$600 is the semi-annual cost to insure and register my Sienna. Two houses a year.

Last week, I spent a house on new tires!

The good people at Mint.Com tell me that my Sienna is worth $21,499.

Swapping my Sienna for a cargo bike, would net 30 houses and save my family 6 houses annually, forever.

Over a decade, this choice could help 500 people with the loss of their spouse or parent.

I have been to Tanzania and these are good people to help.

The cost of this change is inconvenience when the weather isn’t great and a reduced ability to go on driving vacations.

The benefit would be knowing that hundreds of kids ride with me each day.

I told my wife that I’m going to wait a year on selling the Sienna.

However, the cargo bike arrives this month. I financed it by selling items that I put to one side last spring.

Change slowly.

How To Make Money At Real Estate

taxiEffective last month, my family owns a house in North Boulder for a net cash cost of US$100,000. It took me a decade to get that deal done. I did a similar one in New Zealand in 2001.

When I buy, I look for a good asset, at a fair price, with built-in options that can create upside.

If you’re going to make superior returns then it will be due to an option embedded in the deal.

For example:

  • Excess land gives the option to subdivide (Boulder 2010)
  • Buying outside my “home” currency of US dollars gives the ability for international arbitrage (New Zealand 2001)
  • Buy homes for less than their cost to build (Tucson 2010)

The goal is not having a property that you would be proud to show off to your friends. Until recently, I owned a “pride” property. A 6,000 sq. ft home that earned my family nothing for the time we lived in it. Truly fantastic house, mediocre investment.

Likewise, the option should not be created by using a ton of leverage. High leverage is appropriate only when you’re using other people’s money in a non-recourse vehicle. More here.

When should you buy?

#1 – Buy when you need the asset. You rarely need the asset! Be patient.

#2 – Buy when the cost to own is FAR less than the cost to rentsee my free ebook for how to do this calculation.

#3 – Buy when banks are foreclosing – banks, governments and trustees often sell for less than fair value.

#4 – Buy when the local debt market has collapsed – a cash buyer in a liquidity crisis will receive favorable terms.

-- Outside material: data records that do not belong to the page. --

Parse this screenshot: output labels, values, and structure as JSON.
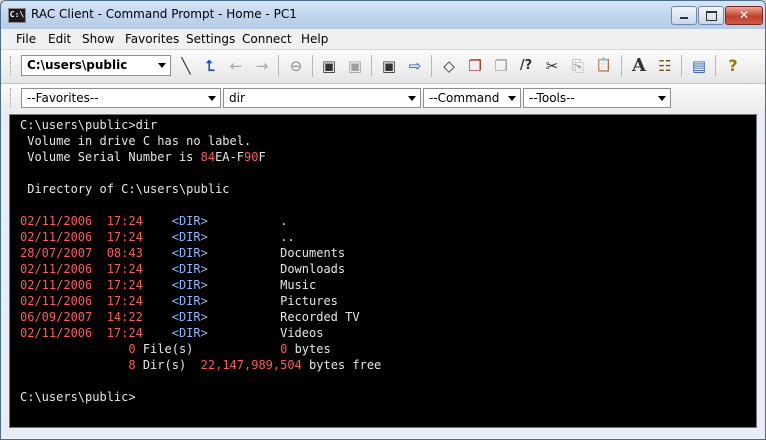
{
  "window": {
    "title": "RAC Client - Command Prompt - Home - PC1",
    "app_icon_text": "C:\\",
    "controls": {
      "minimize": "minimize",
      "maximize": "maximize",
      "close": "✕"
    }
  },
  "menu": [
    "File",
    "Edit",
    "Show",
    "Favorites",
    "Settings",
    "Connect",
    "Help"
  ],
  "toolbar": {
    "path_value": "C:\\users\\public",
    "icons": [
      "backslash-icon",
      "up-folder-icon",
      "back-arrow-icon",
      "forward-arrow-icon",
      "stop-icon",
      "save-icon",
      "save-disabled-icon",
      "save-as-icon",
      "send-icon",
      "eraser-icon",
      "copy-doc-icon",
      "paste-doc-icon",
      "find-help-icon",
      "cut-icon",
      "copy-icon",
      "paste-icon",
      "font-icon",
      "options-icon",
      "network-icon",
      "help-icon"
    ],
    "glyphs": {
      "backslash": "╲",
      "up": "⮤",
      "back": "←",
      "forward": "→",
      "stop": "⊖",
      "save": "▣",
      "save2": "▣",
      "saveas": "▣",
      "send": "⇨",
      "eraser": "◇",
      "copydoc": "❐",
      "pastedoc": "❐",
      "findhelp": "/?",
      "cut": "✂",
      "copy": "⎘",
      "paste": "📋",
      "font": "A",
      "options": "☷",
      "network": "▤",
      "help": "?"
    }
  },
  "toolbar2": {
    "favorites": "--Favorites--",
    "command_input": "dir",
    "command": "--Command",
    "tools": "--Tools--"
  },
  "console": {
    "prompt1": "C:\\users\\public>dir",
    "vol_label": " Volume in drive C has no label.",
    "serial_prefix": " Volume Serial Number is ",
    "serial_a": "84",
    "serial_b": "EA-F",
    "serial_c": "90",
    "serial_d": "F",
    "dir_of": " Directory of C:\\users\\public",
    "entries": [
      {
        "date": "02/11/2006",
        "time": "17:24",
        "type": "<DIR>",
        "name": "."
      },
      {
        "date": "02/11/2006",
        "time": "17:24",
        "type": "<DIR>",
        "name": ".."
      },
      {
        "date": "28/07/2007",
        "time": "08:43",
        "type": "<DIR>",
        "name": "Documents"
      },
      {
        "date": "02/11/2006",
        "time": "17:24",
        "type": "<DIR>",
        "name": "Downloads"
      },
      {
        "date": "02/11/2006",
        "time": "17:24",
        "type": "<DIR>",
        "name": "Music"
      },
      {
        "date": "02/11/2006",
        "time": "17:24",
        "type": "<DIR>",
        "name": "Pictures"
      },
      {
        "date": "06/09/2007",
        "time": "14:22",
        "type": "<DIR>",
        "name": "Recorded TV"
      },
      {
        "date": "02/11/2006",
        "time": "17:24",
        "type": "<DIR>",
        "name": "Videos"
      }
    ],
    "files_count": "0",
    "files_label": " File(s)",
    "files_bytes": "0",
    "bytes_label": " bytes",
    "dirs_count": "8",
    "dirs_label": " Dir(s)",
    "free_bytes": "22,147,989,504",
    "free_label": " bytes free",
    "prompt2": "C:\\users\\public>"
  }
}
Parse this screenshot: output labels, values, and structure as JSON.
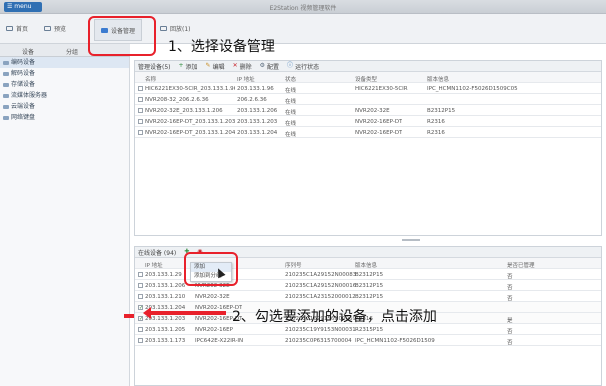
{
  "app": {
    "menu_label": "menu",
    "title": "E2Station 视频管理软件"
  },
  "tabs": [
    {
      "label": "首页",
      "icon": "grid-icon"
    },
    {
      "label": "预览",
      "icon": "monitor-icon"
    },
    {
      "label": "设备管理",
      "icon": "camera-icon"
    },
    {
      "label": "回放(1)",
      "icon": "playback-icon"
    }
  ],
  "subtabs": [
    "设备",
    "分组"
  ],
  "sidebar": [
    {
      "label": "编码设备"
    },
    {
      "label": "解码设备"
    },
    {
      "label": "存储设备"
    },
    {
      "label": "流媒体服务器"
    },
    {
      "label": "云端设备"
    },
    {
      "label": "网络键盘"
    }
  ],
  "managed": {
    "toolbar": [
      {
        "label": "管理设备(5)",
        "icon": ""
      },
      {
        "label": "添加",
        "icon": "plus-icon"
      },
      {
        "label": "编辑",
        "icon": "pencil-icon"
      },
      {
        "label": "删除",
        "icon": "close-icon"
      },
      {
        "label": "配置",
        "icon": "gear-icon"
      },
      {
        "label": "运行状态",
        "icon": "info-icon"
      }
    ],
    "columns": [
      "名称",
      "IP 地址",
      "状态",
      "设备类型",
      "版本信息"
    ],
    "rows": [
      [
        "HIC6221EX30-5CIR_203.133.1.96",
        "203.133.1.96",
        "在线",
        "HIC6221EX30-5CIR",
        "IPC_HCMN1102-F5026D1509C05"
      ],
      [
        "NVR208-32_206.2.6.36",
        "206.2.6.36",
        "在线",
        "",
        ""
      ],
      [
        "NVR202-32E_203.133.1.206",
        "203.133.1.206",
        "在线",
        "NVR202-32E",
        "B2312P15"
      ],
      [
        "NVR202-16EP-DT_203.133.1.203",
        "203.133.1.203",
        "在线",
        "NVR202-16EP-DT",
        "R2316"
      ],
      [
        "NVR202-16EP-DT_203.133.1.204",
        "203.133.1.204",
        "在线",
        "NVR202-16EP-DT",
        "R2316"
      ]
    ]
  },
  "online": {
    "toolbar_label": "在线设备 (94)",
    "columns": [
      "IP 地址",
      "",
      "序列号",
      "版本信息",
      "",
      "是否已管理"
    ],
    "context_menu": [
      "添加",
      "添加到分组"
    ],
    "rows": [
      {
        "checked": false,
        "cells": [
          "203.133.1.29",
          "",
          "210235C1A29152N00083",
          "B2312P15",
          "",
          "否"
        ]
      },
      {
        "checked": false,
        "cells": [
          "203.133.1.206",
          "NVR202-32E",
          "210235C1A29152N00016",
          "B2312P15",
          "",
          "否"
        ]
      },
      {
        "checked": false,
        "cells": [
          "203.133.1.210",
          "NVR202-32E",
          "210235C1A23152000012",
          "B2312P15",
          "",
          "否"
        ]
      },
      {
        "checked": true,
        "cells": [
          "203.133.1.204",
          "NVR202-16EP-DT",
          "",
          "",
          "",
          ""
        ]
      },
      {
        "checked": true,
        "cells": [
          "203.133.1.203",
          "NVR202-16EP-DT",
          "210235C1629156N00069",
          "R2316",
          "",
          "是"
        ]
      },
      {
        "checked": false,
        "cells": [
          "203.133.1.205",
          "NVR202-16EP",
          "210235C19Y9153N00031",
          "R2315P15",
          "",
          "否"
        ]
      },
      {
        "checked": false,
        "cells": [
          "203.133.1.173",
          "IPC642E-X22IR-IN",
          "210235C0P6315700004",
          "IPC_HCMN1102-F5026D1509",
          "",
          "否"
        ]
      }
    ]
  },
  "annotations": {
    "step1": "1、选择设备管理",
    "step2": "2、勾选要添加的设备，点击添加"
  },
  "colors": {
    "highlight": "#e8212b",
    "accent": "#3b7bd0"
  }
}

Note, these tips apply to every asset and you’re going to need substantial liquid assets to take advantage.

All of the above, imply that you should study your target market for a decade before you buy. I also recommend that you limit your equity investment to 15% of your family’s balance sheet.

Right now, we’re in a bull market and you probably feel like you will never get another chance to buy at distressed prices.

You’re wrong.

In my working life, I remember bear markets in 1990 (UK), 1997 (Asia), 2000 (US) and 2009 (Global).

Take your time and remember you don’t need to do the deal.

Once a decade, the patient investor will be sent a fat pitch.

 

Correction Without Resentment

2015-04-01 16.55.13

A coach is someone who can give correction without causing resentment.

— John Wooden

Coach Wooden hits the nail on the head. Looking deeper, I ask myself, as the corrector, “What am I seeking to achieve here?”

Constant correction, mostly non-verbalized, floats through my head.

Criticism, dissatisfaction, endless tweaking and optimization… what purpose does it serve?

What is the source of this correction?

  • Is it habit?
  • Is it altruism?
  • Is it a desire to alleviate the pain I see from watching you suffer?

Too often, my correction-by-habit makes my family suffer.

Sit quietly in a room full of children. Notice two things…

  • How little the master teachers correct.
  • How much the novice parents correct.

The frazzled parents beg for the children to listen.

When I catch myself, I slow down to see if the situation will resolve itself.

It’s humbling to realize how much of the distraction I create by hurrying.

How do the masters get through to us…

  • Fix myself first
  • Shared laughter
  • Wait until asked
  • Keep it short

When I am tempted to carpet bomb my Facebook feed, I remind myself that the world is filled with good people, particularly in the homes of my enemies. What might those good people need from me?

Share a laugh, keep it short and remember…

…the important stuff happens under my own roof.